This is, not surprisingly, our first time in Lexington. A very quaint little town located on the shore of Lake Huron (my favourite of the Great Lakes). A nicely renovated, quirky little theater (The Lexington Music Theater) and a well engaged audience for both shows. The only hic-up in the night was an over worked promoter who failed to understand that, yes, we like our dinner hot and serving it before we go on stage for the first show so that we can eat it 90 minutes later, just doesn’t work. Sometimes you can role with that type of thing, but when you have had the type of schedule that we have had for the past few days, all you really want is a semi-decent, relatively hot meal….a congealed quiche and stone cold grilled sandwich just doesn’t cut it. But, most importantly we had a pretty decent opening night on stage.
Another new town tonight, Three Oaks. I’m not quite sure where we are in the state, but I know it is very close to the Indiana border and Lake Michigan: a very weird little town with an obvious critical mass of like-minded residents, who have carved out this little artsy haven in the middle of nowhere Michigan. Some interesting shops on Main Street and the venue was in the old featherbone factory that is slowly finding a new life through creative renovations. By the way, if you are wondering what a feather bone is, it has something to do with the spine of a turkey feather used to make corsets back at the turn of the last century. It was a revolutionary design that apparently made the family that owned the factory, the richest family in Michigan at that time. In any case it is a beautiful old building and a very unique venue. We were treated royally tonight. A home cooked meal of barbeque steak, fresh vegetables, various pies….amazing.
We had a very good night. It’s a lot of fun playing with a pedal steel again. It’s been over fifteen years since we had one on stage with us.
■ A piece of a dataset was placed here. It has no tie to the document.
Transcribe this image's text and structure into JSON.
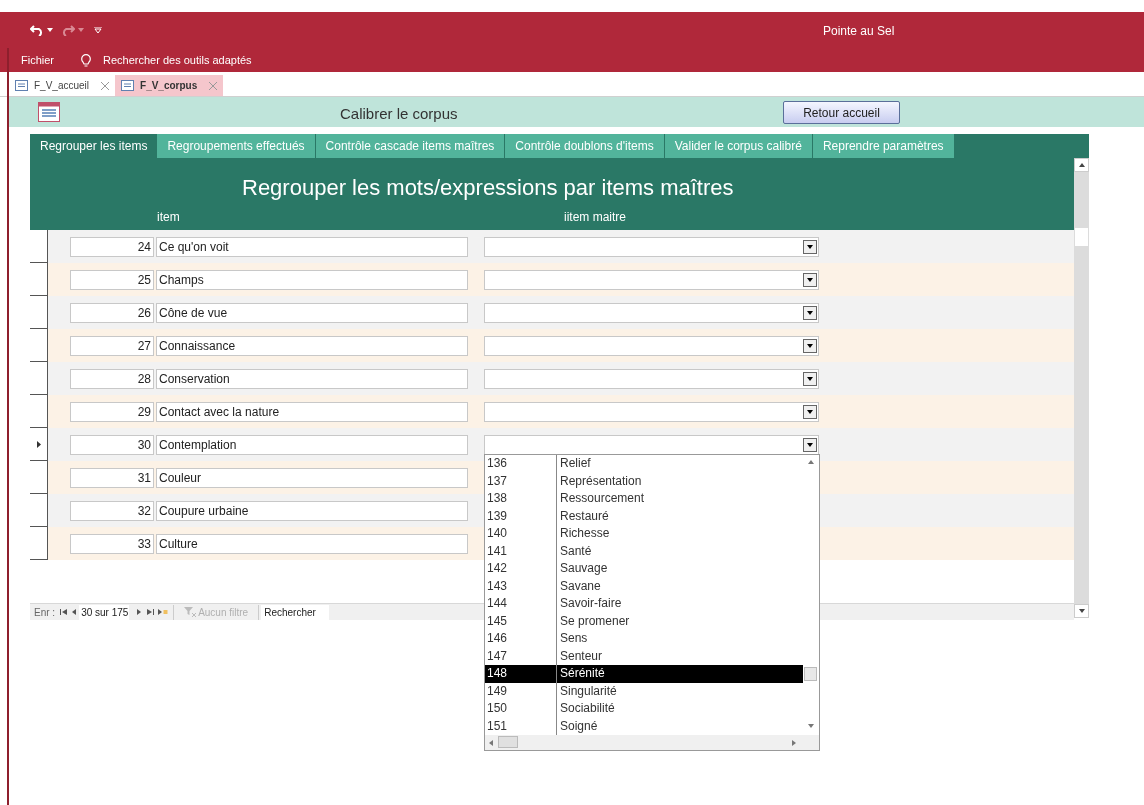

This was definitely a weird way to start a tour, but a welcome one. This gig dropped in our laps a few weeks ago along with a big bag of change. Today the Hudson Bay Company (which is a large Canadian retail chain) unveiled their line of Olympic wear for the upcoming 2010 Winter Games which are taking place here in Vancouver. They also held a party to celebrate the opening of their Olympic superstore in which all of their Olympic swag will be sold. We were part of the celebration and played a sixty minute set in the store along with a couple of other Canadian acts; Dan Mangan and Sam Roberts. It was a standard in-store performance under bright fluorescent lights with a hundred or so people milling about. Later that evening we were shuttled over to the cocktail party soiree where the company was schmoozing all of the sponsors. We played a fifteen minute set that was listened to by no one. There was polite applause after the first song, the DJ politely applauded after the second song (he was feeling sorry for us) and by the third song we might as well have gone home: of all the species of geese in the world the Canada goose is the most hardy and vocal. In any case this was your classic “crank and bank”, not the most satisfying type of gig to play but they help to fill in the financial gaps. We fly home tomorrow, get in around the kids bedtime and leave the next day on the bus before sun up. It’s a lot of hassle and travelling but, as I said, it’s well worth it, from a bottom line point of view.
These last two months have been off for the band. August was dedicated to family vacations and enjoying the final few weeks of Summer (which is a real necessity up here in the North). September was focused on outside projects and everyone getting their kids settled back in to school. I did a bit of writing and did some studio work with Mary Gauthier. It’s always hard to start up again…but always exciting and fun once you get back at it.